Africa

Libya ex-rebels still hold 7,000 prisoners, says UN

Suspected loyalist of Muammar Gaddafi inside a jail in Tripoli on 17 November 2011
Image caption The UN has urged the new Libyan government to act fast to deal with the prisoner situation

Former Libyan rebels are still holding about 7,000 prisoners, the United Nations says.

The detainees are being held without access to legal process because the police and courts are not functioning, and some may have been tortured.

Many are sub-Saharan Africans suspected of being mercenaries hired by the Gaddafi regime.

The UN said the new Libyan government had responded positively when pressed to deal with the issue.

The BBC's Barbara Plett in New York says this was the first UN assessment of the situation in Libya since the end of the eight-month civil war.

The report, by the UN Secretary General Ban Ki-moon, estimates that 7,000 prisoners in Libya are currently held in prisons and makeshift detention centres, most under the control of revolutionary brigades.

"While the (National Transitional Council) has taken some steps toward transferring responsibility for the detainees from brigades to proper state authorities, much remains to be done to regularize detention, prevent abuse and bring about the release of those whose detention should not be prolonged," the report says.

Mr Ban said: "I believe that the leaders of the new Libya are indeed committed to building a society based on the respect for human rights."

"Achieving this requires the earliest possible action, however difficult the circumstances, to end arbitrary detention and prevent abuses and discrimination, against third country nationals as well as against any group of Libya's own citizens," he added.

Enormous challenges

The UN's Libya envoy Ian Martin welcomed last week's appointment of an interim government in Tripoli.

"It is indicative of the difference from the attitudes of past regime that there is no denial that human rights are being violated and in most cases international organisations are granted access to detainees," Mr Martin told the BBC.

"The new minister of the interior told me he welcomed public criticism as strengthening his hand in tackling the issues," Mr Martin added.

Mr Martin told the Security Council the interim government faces enormous challenges, which include:

  • disarming and integrating revolutionary fighters who have now taken over law and order functions in the absence of a police force
  • securing weapons stockpiles and stopping the proliferation of arms
  • building from scratch an electoral system able to hold elections by June.

Libya's new government was put together by interim Prime Minister, Abdurrahim al-Keib, who was elected by the National Transitional Council (NTC) in October.

Image caption Colonel Gaddafi's son Saif al-Islam is being held in Libya awaiting trial for alleged war crimes

The NTC is a coalition of rival factions that came together to end Col Gaddafi's 42-year rule, and the line-up in Mr Keib's government is aimed at soothing tensions between those factions.

The government is tasked with drafting a constitution and holding democratic elections by next June.
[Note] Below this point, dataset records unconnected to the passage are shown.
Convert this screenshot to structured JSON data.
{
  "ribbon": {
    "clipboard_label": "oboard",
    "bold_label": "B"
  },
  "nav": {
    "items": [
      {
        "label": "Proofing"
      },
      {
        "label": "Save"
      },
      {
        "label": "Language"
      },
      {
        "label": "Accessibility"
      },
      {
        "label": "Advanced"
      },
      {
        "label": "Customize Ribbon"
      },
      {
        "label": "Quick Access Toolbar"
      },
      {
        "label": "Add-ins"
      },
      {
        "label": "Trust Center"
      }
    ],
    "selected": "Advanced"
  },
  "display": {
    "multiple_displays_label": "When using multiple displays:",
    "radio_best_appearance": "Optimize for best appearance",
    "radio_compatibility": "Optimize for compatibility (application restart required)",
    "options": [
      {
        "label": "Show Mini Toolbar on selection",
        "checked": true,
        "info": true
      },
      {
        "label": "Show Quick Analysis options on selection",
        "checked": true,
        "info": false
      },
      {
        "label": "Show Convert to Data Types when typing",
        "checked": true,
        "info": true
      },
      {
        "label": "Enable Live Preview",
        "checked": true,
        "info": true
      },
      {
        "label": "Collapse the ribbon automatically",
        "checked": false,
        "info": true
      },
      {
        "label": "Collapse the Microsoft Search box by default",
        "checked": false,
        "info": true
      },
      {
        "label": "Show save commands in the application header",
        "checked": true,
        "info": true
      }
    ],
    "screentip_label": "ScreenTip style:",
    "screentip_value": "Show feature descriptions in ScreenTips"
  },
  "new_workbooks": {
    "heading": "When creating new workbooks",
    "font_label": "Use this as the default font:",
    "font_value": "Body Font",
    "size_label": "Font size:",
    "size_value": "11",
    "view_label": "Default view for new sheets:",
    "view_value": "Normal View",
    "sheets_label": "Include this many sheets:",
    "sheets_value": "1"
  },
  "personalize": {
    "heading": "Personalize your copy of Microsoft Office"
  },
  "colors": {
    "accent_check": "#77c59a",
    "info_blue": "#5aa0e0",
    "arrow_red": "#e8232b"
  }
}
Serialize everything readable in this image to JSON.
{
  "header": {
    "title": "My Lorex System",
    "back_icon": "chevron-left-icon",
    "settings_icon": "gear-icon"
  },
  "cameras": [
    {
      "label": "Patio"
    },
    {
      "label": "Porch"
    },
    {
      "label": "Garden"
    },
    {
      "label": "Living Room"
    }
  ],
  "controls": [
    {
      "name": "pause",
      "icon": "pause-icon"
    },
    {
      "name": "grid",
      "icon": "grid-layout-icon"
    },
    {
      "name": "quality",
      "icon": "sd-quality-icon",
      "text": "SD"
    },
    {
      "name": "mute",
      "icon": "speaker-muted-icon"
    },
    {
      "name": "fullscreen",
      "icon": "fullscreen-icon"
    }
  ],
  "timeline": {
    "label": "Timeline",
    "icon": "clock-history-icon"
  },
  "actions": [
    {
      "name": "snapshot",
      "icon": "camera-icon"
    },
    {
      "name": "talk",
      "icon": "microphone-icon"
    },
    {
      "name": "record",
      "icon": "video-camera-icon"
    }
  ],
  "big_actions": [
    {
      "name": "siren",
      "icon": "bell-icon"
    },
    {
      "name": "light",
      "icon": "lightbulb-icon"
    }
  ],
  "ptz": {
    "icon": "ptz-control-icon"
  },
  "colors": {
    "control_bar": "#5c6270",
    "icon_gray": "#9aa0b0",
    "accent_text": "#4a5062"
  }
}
In order to do that, they must successfully centralise Libya's political and military powers, the BBC's Rana Jawad in Tripoli said.

Col Gaddafi was killed on 20 October in his birthplace Sirte - virtually his last stronghold at the end of a nine-month insurgency that began in the eastern town of Benghazi and eventually swept across the rest of the country.
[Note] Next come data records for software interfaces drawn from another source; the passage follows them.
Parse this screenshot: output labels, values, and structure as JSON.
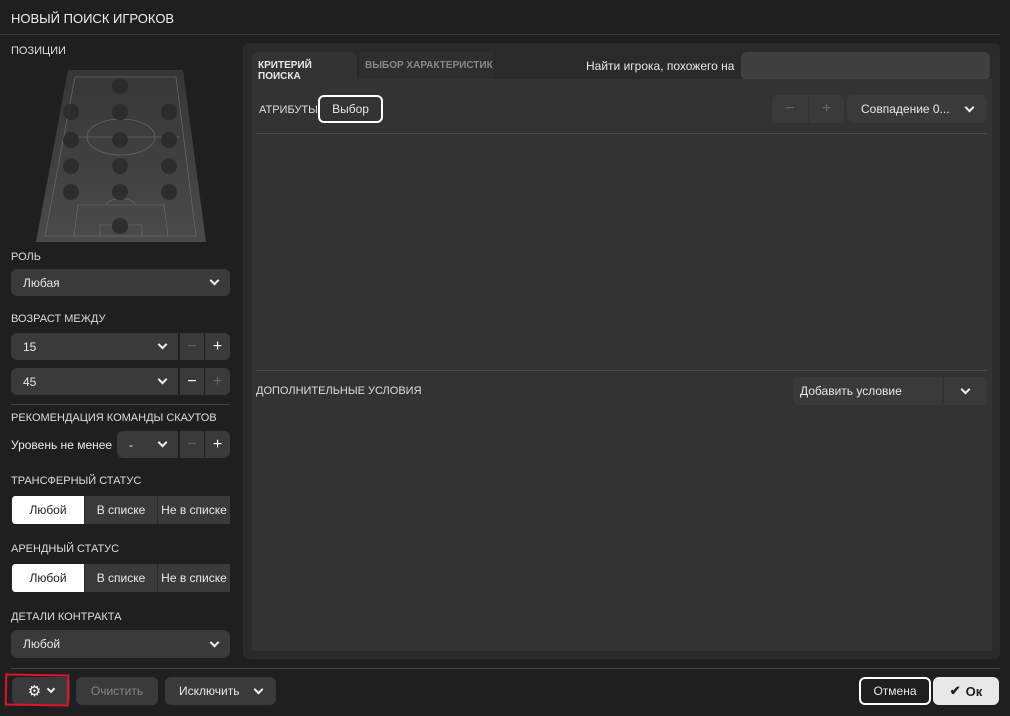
{
  "title": "НОВЫЙ ПОИСК ИГРОКОВ",
  "left": {
    "positions_label": "ПОЗИЦИИ",
    "role_label": "РОЛЬ",
    "role_value": "Любая",
    "age_label": "ВОЗРАСТ МЕЖДУ",
    "age_min": "15",
    "age_max": "45",
    "scout_label": "РЕКОМЕНДАЦИЯ КОМАНДЫ СКАУТОВ",
    "scout_level_label": "Уровень не менее",
    "scout_level_value": "-",
    "transfer_label": "ТРАНСФЕРНЫЙ СТАТУС",
    "transfer_options": [
      "Любой",
      "В списке",
      "Не в списке"
    ],
    "loan_label": "АРЕНДНЫЙ СТАТУС",
    "loan_options": [
      "Любой",
      "В списке",
      "Не в списке"
    ],
    "contract_label": "ДЕТАЛИ КОНТРАКТА",
    "contract_value": "Любой"
  },
  "main": {
    "tabs": [
      "КРИТЕРИЙ ПОИСКА",
      "ВЫБОР ХАРАКТЕРИСТИК"
    ],
    "similar_label": "Найти игрока, похожего на",
    "similar_value": "",
    "attributes_label": "АТРИБУТЫ",
    "select_button": "Выбор",
    "minus": "−",
    "plus": "+",
    "match_value": "Совпадение 0...",
    "extra_label": "ДОПОЛНИТЕЛЬНЫЕ УСЛОВИЯ",
    "add_condition": "Добавить условие"
  },
  "footer": {
    "clear": "Очистить",
    "exclude": "Исключить",
    "cancel": "Отмена",
    "ok": "Ок"
  }
}
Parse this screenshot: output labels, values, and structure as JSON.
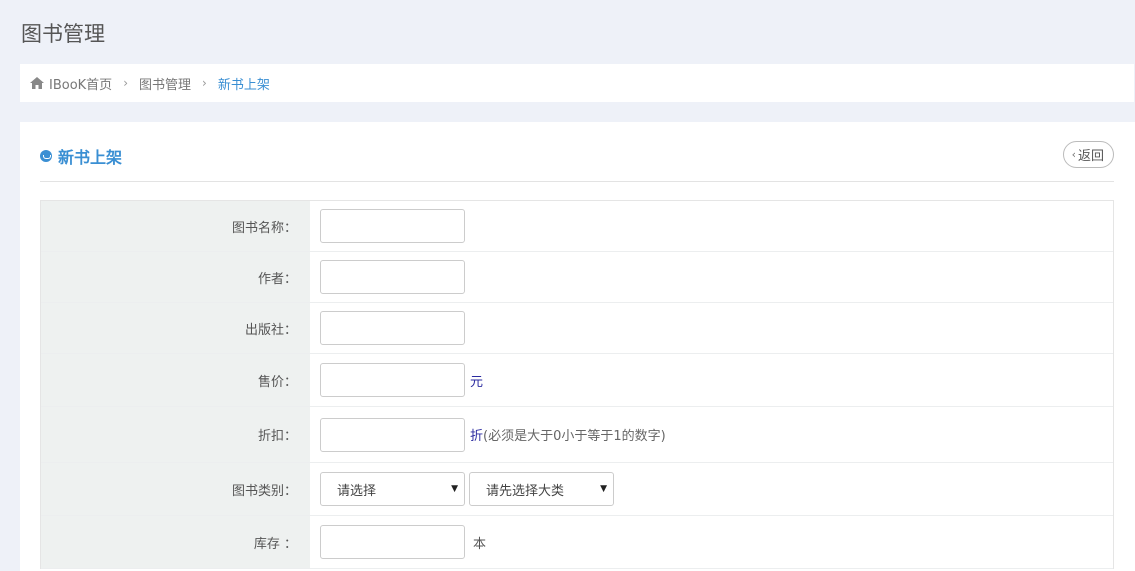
{
  "page_title": "图书管理",
  "breadcrumb": {
    "home": "IBooK首页",
    "section": "图书管理",
    "current": "新书上架",
    "separator": "›"
  },
  "panel": {
    "title": "新书上架",
    "back_label": "返回",
    "back_chevron": "‹"
  },
  "form": {
    "book_name_label": "图书名称：",
    "author_label": "作者：",
    "publisher_label": "出版社：",
    "price_label": "售价：",
    "price_unit": "元",
    "discount_label": "折扣：",
    "discount_unit": "折",
    "discount_hint": "(必须是大于0小于等于1的数字)",
    "category_label": "图书类别：",
    "category_main": "请选择",
    "category_sub": "请先选择大类",
    "stock_label": "库存 ：",
    "stock_unit": "本",
    "book_name_value": "",
    "author_value": "",
    "publisher_value": "",
    "price_value": "",
    "discount_value": "",
    "stock_value": ""
  },
  "colors": {
    "accent": "#3a8fd3",
    "label_bg": "#eef1f0",
    "page_bg": "#eef1f8"
  }
}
The deceased leader's son Saif al-Islam was captured on 19 November near the southern town of Obari.

The International Criminal Court - which indicted him for alleged war crimes during the conflict - has accepted he can be tried on Libyan soil rather than at The Hague.